About 6 to 8 percent of all human-caused greenhouse gas emissions could be reduced if food waste is prevented. In the US alone, the production of lost or wasted food generates the equivalent of 32.6 million cars’ worth of greenhouse gas emissions.

In order to support students in the best possible way, schools should consider using the funds towards improving classrooms and campuses.”

— Grace Na

According to “School Waste Reduction Programs” by CalRecycle, schools in California generate about 562,442 tons of waste each year. These numbers will increase if schools continue to provide students with free meals. The amount of food waste caused by free meals will harm the environment by producing more heat and light energy. If schools are to truly advocate for a healthier planet, as student clubs like Green Team are already doing, then they need to take into consideration how free meals will be used by the student body.

Additionally, the investment in school lunches raises questions about the way schools distribute funding as well as what is taken as a priority. Currently, BVH needs to provide its students with an improved campus. That includes amenities like soap dispensers, trash cans, recycling bins and the reconstruction of several older classrooms. Instead of using the funds towards providing students with free meals that may ultimately go to waste, why not utilize it to improve school campuses? 

BVH’s students’ complaints regarding the lack of general supplies provided to them by the school could be addressed by distributing funds in a more strategic manner which is more likely to benefit the student body. 

Even though there are many students currently benefiting from free lunches, prior to the bill getting approved, students in low-income families were able to fill out the National School Lunch Program application, which allows students to eat school lunches for a reduced price or free. Allowing students to continue submitting this application would give schools the opportunity to save more money on school meals. 

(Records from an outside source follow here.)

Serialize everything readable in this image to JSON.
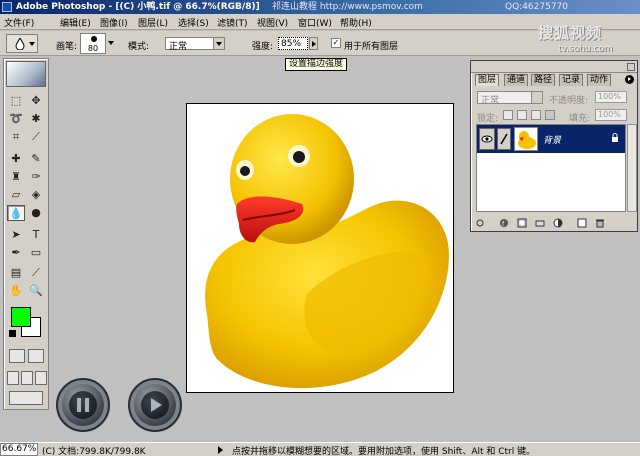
{
  "window": {
    "title": "Adobe Photoshop - [(C) 小鸭.tif @ 66.7%(RGB/8)]",
    "watermark_tutorial": "祁连山教程 http://www.psmov.com",
    "watermark_qq": "QQ:46275770"
  },
  "sohu_watermark": {
    "logo": "搜狐视频",
    "url": "tv.sohu.com"
  },
  "menu": {
    "items": [
      "文件(F)",
      "编辑(E)",
      "图像(I)",
      "图层(L)",
      "选择(S)",
      "滤镜(T)",
      "视图(V)",
      "窗口(W)",
      "帮助(H)"
    ]
  },
  "options": {
    "brush_label": "画笔:",
    "brush_size": "80",
    "mode_label": "模式:",
    "mode_value": "正常",
    "strength_label": "强度:",
    "strength_value": "85%",
    "all_layers_label": "用于所有图层",
    "all_layers_checked": "✓",
    "tooltip": "设置描边强度"
  },
  "toolbox": {
    "tool_icons": [
      "marquee-icon",
      "move-icon",
      "lasso-icon",
      "magic-wand-icon",
      "crop-icon",
      "slice-icon",
      "healing-brush-icon",
      "brush-icon",
      "clone-stamp-icon",
      "history-brush-icon",
      "eraser-icon",
      "paint-bucket-icon",
      "blur-icon",
      "dodge-icon",
      "path-selection-icon",
      "type-icon",
      "pen-icon",
      "shape-icon",
      "notes-icon",
      "eyedropper-icon",
      "hand-icon",
      "zoom-icon"
    ],
    "foreground_color": "#00ff00",
    "background_color": "#ffffff"
  },
  "layers_panel": {
    "tabs": [
      "图层",
      "通道",
      "路径",
      "记录",
      "动作"
    ],
    "blend_mode": "正常",
    "opacity_label": "不透明度:",
    "opacity_value": "100%",
    "lock_label": "锁定:",
    "fill_label": "填充:",
    "fill_value": "100%",
    "layers": [
      {
        "name": "背景",
        "selected": true
      }
    ]
  },
  "status": {
    "zoom": "66.67%",
    "doc_info": "(C) 文档:799.8K/799.8K",
    "hint": "点按并拖移以模糊想要的区域。要用附加选项，使用 Shift、Alt 和 Ctrl 键。"
  }
}
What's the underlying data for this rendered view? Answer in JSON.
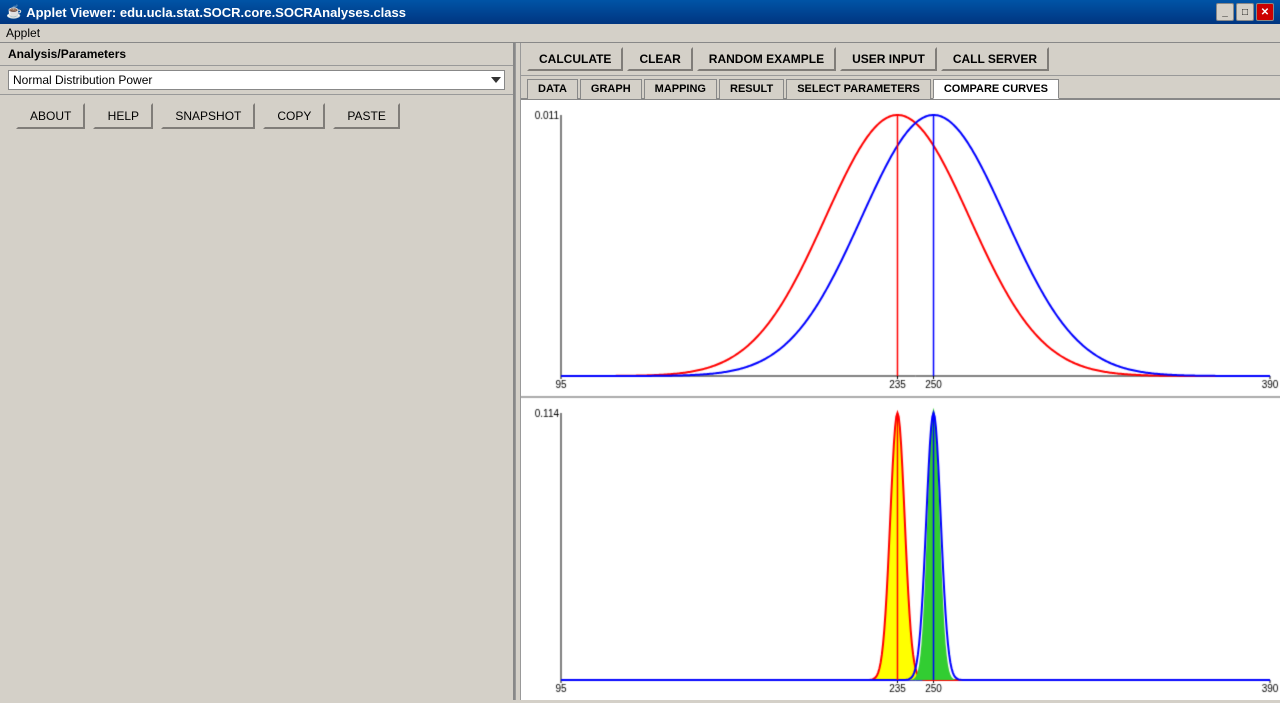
{
  "titleBar": {
    "icon": "★",
    "title": "Applet Viewer: edu.ucla.stat.SOCR.core.SOCRAnalyses.class",
    "controls": {
      "minimize": "_",
      "maximize": "□",
      "close": "✕"
    }
  },
  "menuBar": {
    "item": "Applet"
  },
  "leftPanel": {
    "header": "Analysis/Parameters",
    "dropdown": {
      "selected": "Normal Distribution Power",
      "options": [
        "Normal Distribution Power"
      ]
    },
    "buttons": [
      {
        "label": "ABOUT",
        "name": "about-button"
      },
      {
        "label": "HELP",
        "name": "help-button"
      },
      {
        "label": "SNAPSHOT",
        "name": "snapshot-button"
      },
      {
        "label": "COPY",
        "name": "copy-button"
      },
      {
        "label": "PASTE",
        "name": "paste-button"
      }
    ]
  },
  "toolbar": {
    "buttons": [
      {
        "label": "CALCULATE",
        "name": "calculate-button"
      },
      {
        "label": "CLEAR",
        "name": "clear-button"
      },
      {
        "label": "RANDOM EXAMPLE",
        "name": "random-example-button"
      },
      {
        "label": "USER INPUT",
        "name": "user-input-button"
      },
      {
        "label": "CALL SERVER",
        "name": "call-server-button"
      }
    ]
  },
  "tabs": [
    {
      "label": "DATA",
      "name": "tab-data",
      "active": false
    },
    {
      "label": "GRAPH",
      "name": "tab-graph",
      "active": false
    },
    {
      "label": "MAPPING",
      "name": "tab-mapping",
      "active": false
    },
    {
      "label": "RESULT",
      "name": "tab-result",
      "active": false
    },
    {
      "label": "SELECT PARAMETERS",
      "name": "tab-select-parameters",
      "active": false
    },
    {
      "label": "COMPARE CURVES",
      "name": "tab-compare-curves",
      "active": true
    }
  ],
  "charts": {
    "topChart": {
      "yAxisLabel": "0.011",
      "xMin": 95,
      "x235": 235,
      "x250": 250,
      "xMax": 390
    },
    "bottomChart": {
      "yAxisLabel": "0.114",
      "xMin": 95,
      "x235": 235,
      "x250": 250,
      "xMax": 390
    }
  }
}
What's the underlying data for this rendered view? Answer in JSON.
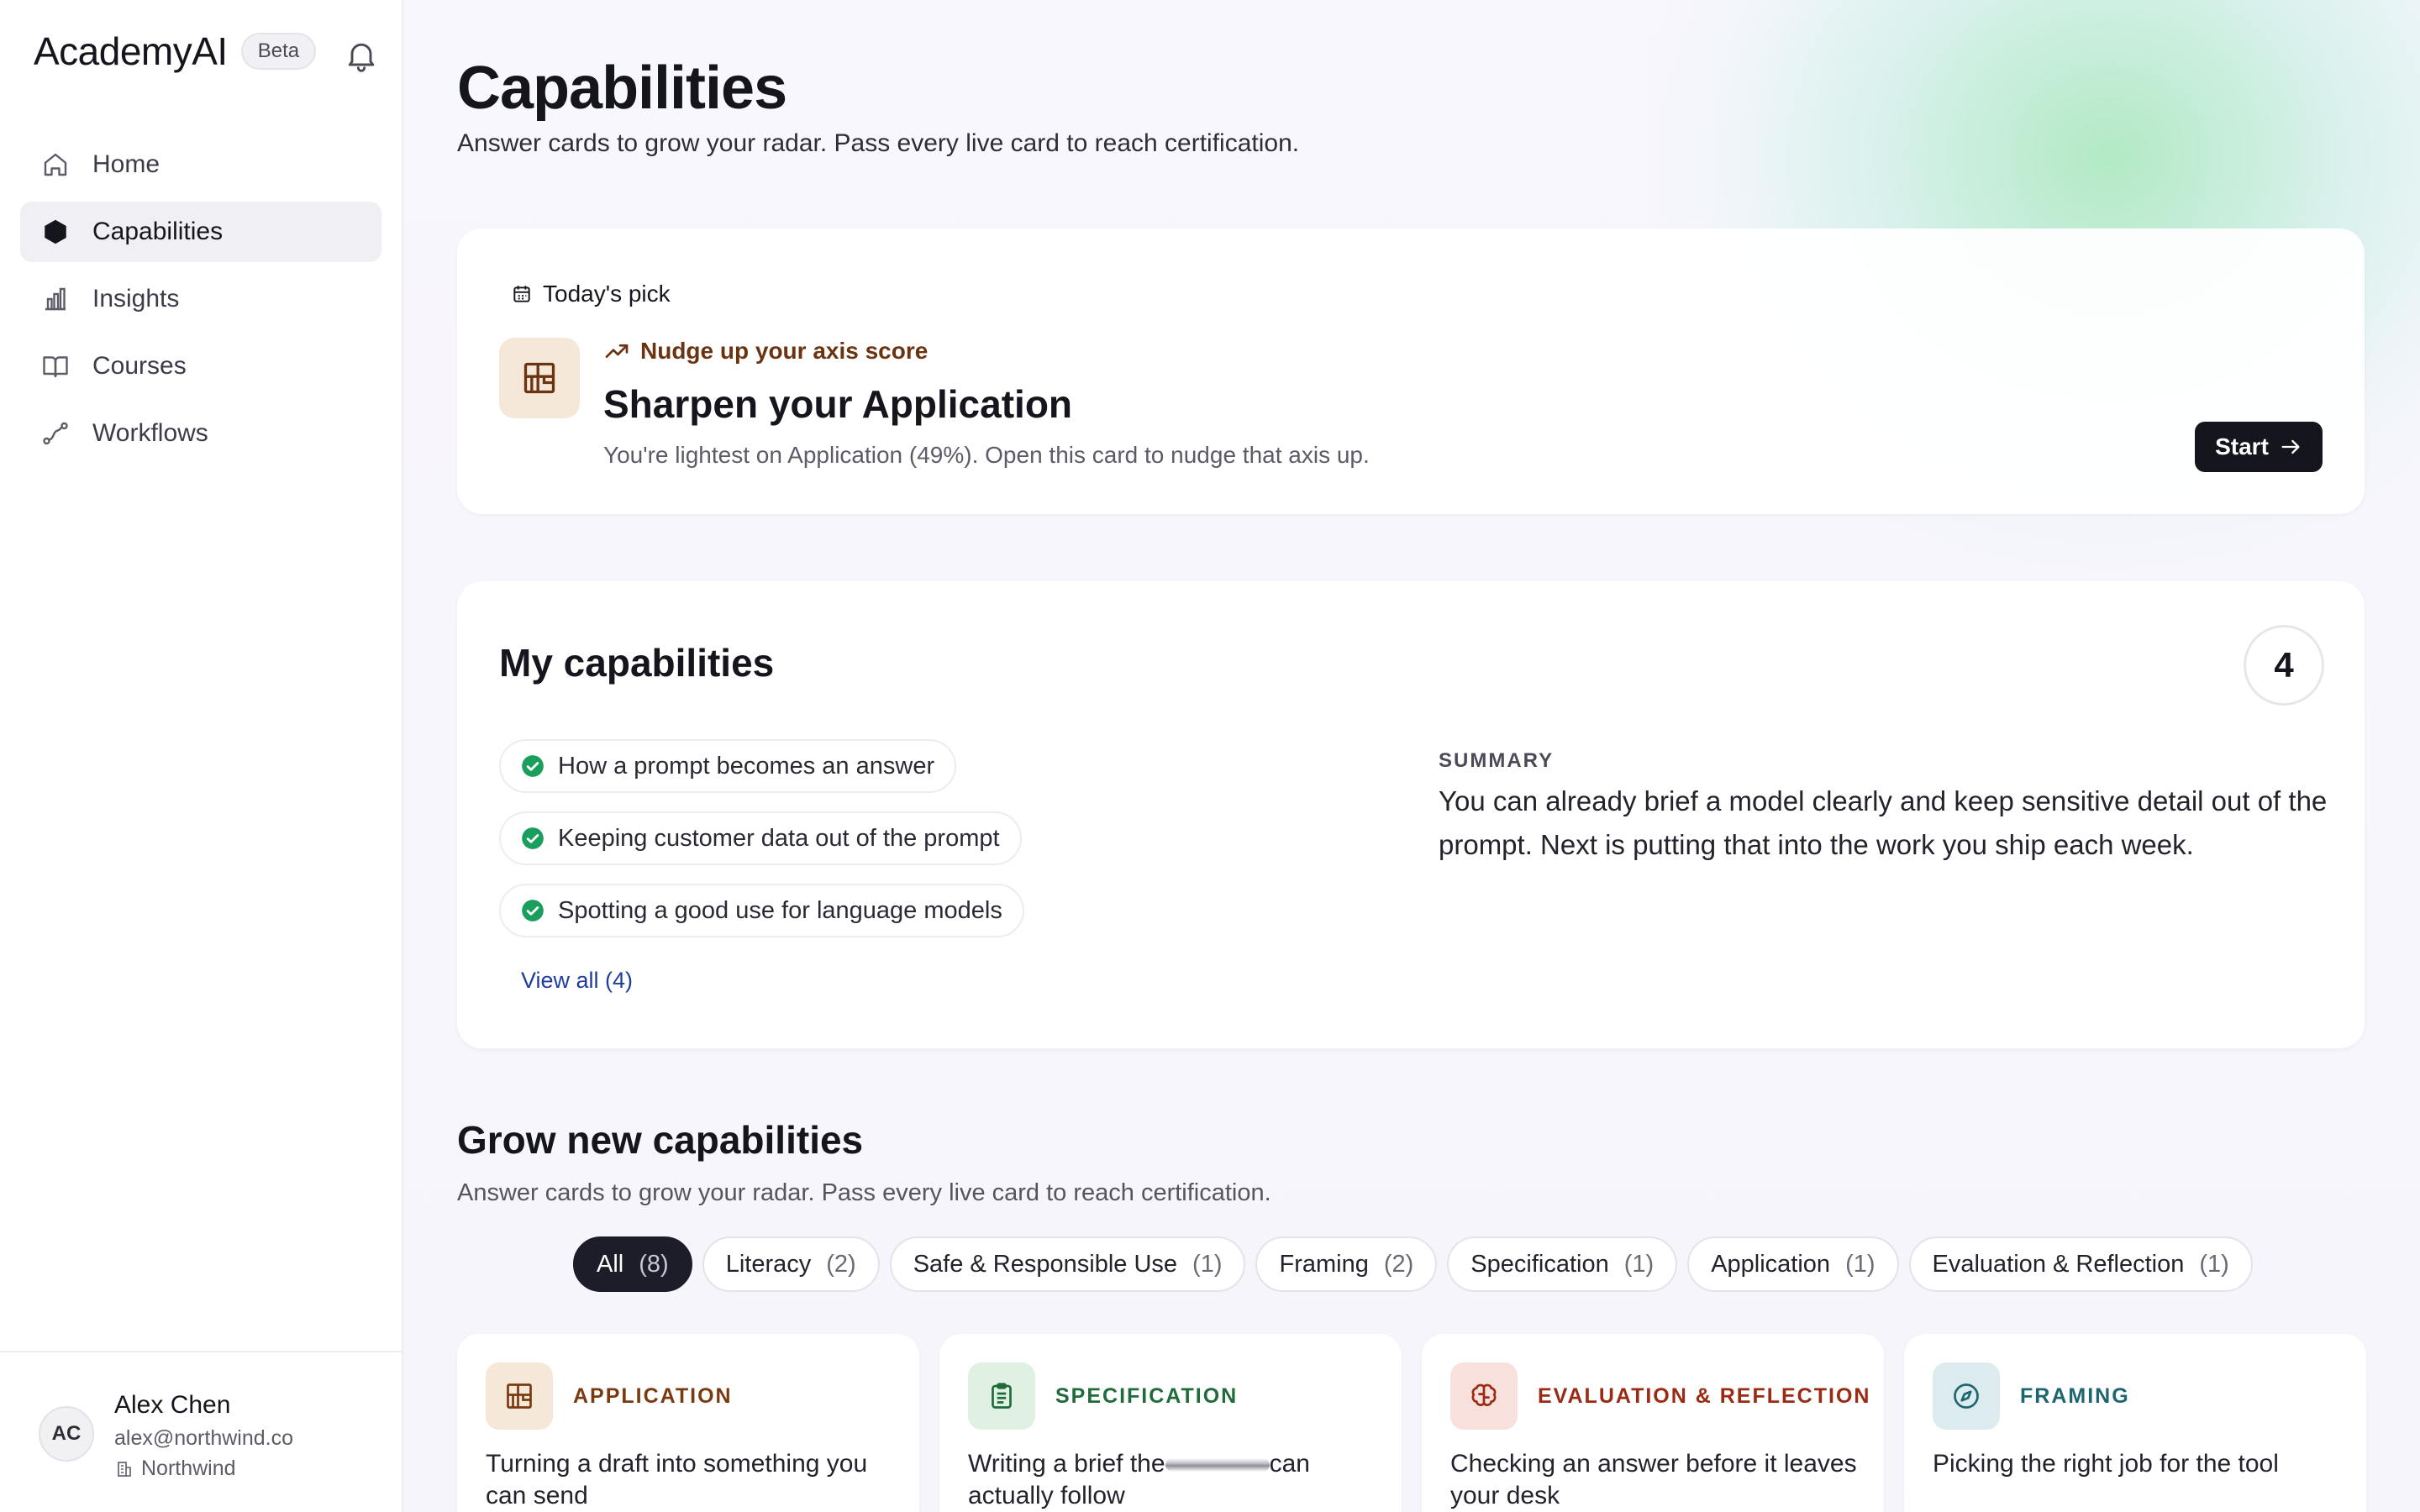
{
  "app": {
    "name": "AcademyAI",
    "badge": "Beta"
  },
  "sidebar": {
    "items": [
      {
        "label": "Home",
        "icon": "home-icon",
        "active": false
      },
      {
        "label": "Capabilities",
        "icon": "hexagon-icon",
        "active": true
      },
      {
        "label": "Insights",
        "icon": "bar-chart-icon",
        "active": false
      },
      {
        "label": "Courses",
        "icon": "book-icon",
        "active": false
      },
      {
        "label": "Workflows",
        "icon": "workflow-icon",
        "active": false
      }
    ]
  },
  "user": {
    "initials": "AC",
    "name": "Alex Chen",
    "email": "alex@northwind.co",
    "org": "Northwind"
  },
  "page": {
    "title": "Capabilities",
    "subtitle": "Answer cards to grow your radar. Pass every live card to reach certification."
  },
  "today": {
    "label": "Today's pick",
    "nudge": "Nudge up your axis score",
    "title": "Sharpen your Application",
    "description": "You're lightest on Application (49%). Open this card to nudge that axis up.",
    "button": "Start"
  },
  "my_capabilities": {
    "title": "My capabilities",
    "count": "4",
    "items": [
      "How a prompt becomes an answer",
      "Keeping customer data out of the prompt",
      "Spotting a good use for language models"
    ],
    "view_all": "View all (4)",
    "summary_label": "SUMMARY",
    "summary": "You can already brief a model clearly and keep sensitive detail out of the prompt. Next is putting that into the work you ship each week."
  },
  "grow": {
    "title": "Grow new capabilities",
    "subtitle": "Answer cards to grow your radar. Pass every live card to reach certification.",
    "filters": [
      {
        "label": "All",
        "count": "(8)",
        "active": true
      },
      {
        "label": "Literacy",
        "count": "(2)",
        "active": false
      },
      {
        "label": "Safe & Responsible Use",
        "count": "(1)",
        "active": false
      },
      {
        "label": "Framing",
        "count": "(2)",
        "active": false
      },
      {
        "label": "Specification",
        "count": "(1)",
        "active": false
      },
      {
        "label": "Application",
        "count": "(1)",
        "active": false
      },
      {
        "label": "Evaluation & Reflection",
        "count": "(1)",
        "active": false
      }
    ],
    "cards": [
      {
        "category": "APPLICATION",
        "text": "Turning a draft into something you can send",
        "color": "#7a3a10",
        "bg": "#f6e8d9"
      },
      {
        "category": "SPECIFICATION",
        "text_before": "Writing a brief the",
        "text_after": "can actually follow",
        "color": "#1f6b3a",
        "bg": "#e0f1e4"
      },
      {
        "category": "EVALUATION & REFLECTION",
        "text": "Checking an answer before it leaves your desk",
        "color": "#9a2a12",
        "bg": "#f8e1dc"
      },
      {
        "category": "FRAMING",
        "text": "Picking the right job for the tool",
        "color": "#1d6670",
        "bg": "#dcecee"
      }
    ]
  },
  "colors": {
    "accent_dark": "#15151d",
    "check_green": "#1a9e5c",
    "link_blue": "#1f3d9e"
  }
}
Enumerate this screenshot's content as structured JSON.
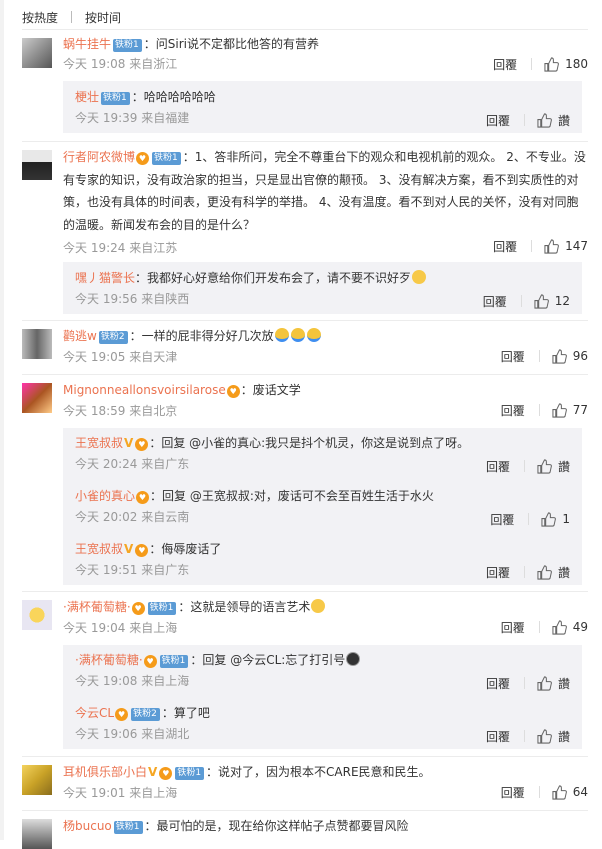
{
  "sort": {
    "hot": "按热度",
    "time": "按时间"
  },
  "ui": {
    "reply": "回覆",
    "like": "讚"
  },
  "comments": [
    {
      "user": "蜗牛挂牛",
      "tag": "铁粉1",
      "text": "：问Siri说不定都比他答的有营养",
      "meta": "今天 19:08 来自浙江",
      "likes": "180",
      "replies": [
        {
          "user": "梗壮",
          "tag": "铁粉1",
          "text": "：哈哈哈哈哈哈",
          "meta": "今天 19:39 来自福建",
          "likes": ""
        }
      ]
    },
    {
      "user": "行者阿农微博",
      "tag": "铁粉1",
      "text": "：1、答非所问，完全不尊重台下的观众和电视机前的观众。 2、不专业。没有专家的知识，没有政治家的担当，只是显出官僚的颟顸。 3、没有解决方案，看不到实质性的对策，也没有具体的时间表，更没有科学的举措。 4、没有温度。看不到对人民的关怀，没有对同胞的温暖。新闻发布会的目的是什么？",
      "meta": "今天 19:24 来自江苏",
      "likes": "147",
      "replies": [
        {
          "user": "嘿丿猫警长",
          "tag": "",
          "text": "：我都好心好意给你们开发布会了，请不要不识好歹",
          "meta": "今天 19:56 来自陕西",
          "likes": "12"
        }
      ]
    },
    {
      "user": "鹳逃w",
      "tag": "铁粉2",
      "text": "：一样的屁非得分好几次放",
      "meta": "今天 19:05 来自天津",
      "likes": "96",
      "replies": []
    },
    {
      "user": "Mignonneallonsvoirsilarose",
      "tag": "",
      "text": "：废话文学",
      "meta": "今天 18:59 来自北京",
      "likes": "77",
      "replies": [
        {
          "user": "王宽叔叔",
          "tag": "",
          "text": "：回复 @小雀的真心:我只是抖个机灵，你这是说到点了呀。",
          "meta": "今天 20:24 来自广东",
          "likes": ""
        },
        {
          "user": "小雀的真心",
          "tag": "",
          "text": "：回复 @王宽叔叔:对，废话可不会至百姓生活于水火",
          "meta": "今天 20:02 来自云南",
          "likes": "1"
        },
        {
          "user": "王宽叔叔",
          "tag": "",
          "text": "：侮辱废话了",
          "meta": "今天 19:51 来自广东",
          "likes": ""
        }
      ]
    },
    {
      "user": "·满杯葡萄糖·",
      "tag": "铁粉1",
      "text": "：这就是领导的语言艺术",
      "meta": "今天 19:04 来自上海",
      "likes": "49",
      "replies": [
        {
          "user": "·满杯葡萄糖·",
          "tag": "铁粉1",
          "text": "：回复 @今云CL:忘了打引号",
          "meta": "今天 19:08 来自上海",
          "likes": ""
        },
        {
          "user": "今云CL",
          "tag": "铁粉2",
          "text": "：算了吧",
          "meta": "今天 19:06 来自湖北",
          "likes": ""
        }
      ]
    },
    {
      "user": "耳机俱乐部小白",
      "tag": "铁粉1",
      "text": "：说对了，因为根本不CARE民意和民生。",
      "meta": "今天 19:01 来自上海",
      "likes": "64",
      "replies": []
    },
    {
      "user": "杨bucuo",
      "tag": "铁粉1",
      "text": "：最可怕的是，现在给你这样帖子点赞都要冒风险",
      "meta": "",
      "likes": "",
      "replies": []
    }
  ]
}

The bill was passed with the positive intention of supporting students during the pandemic; however, providing students with free meals only serves to increase food waste which harms the environment. In order to support students in the best possible way, schools should consider using the funds towards improving classrooms and campuses.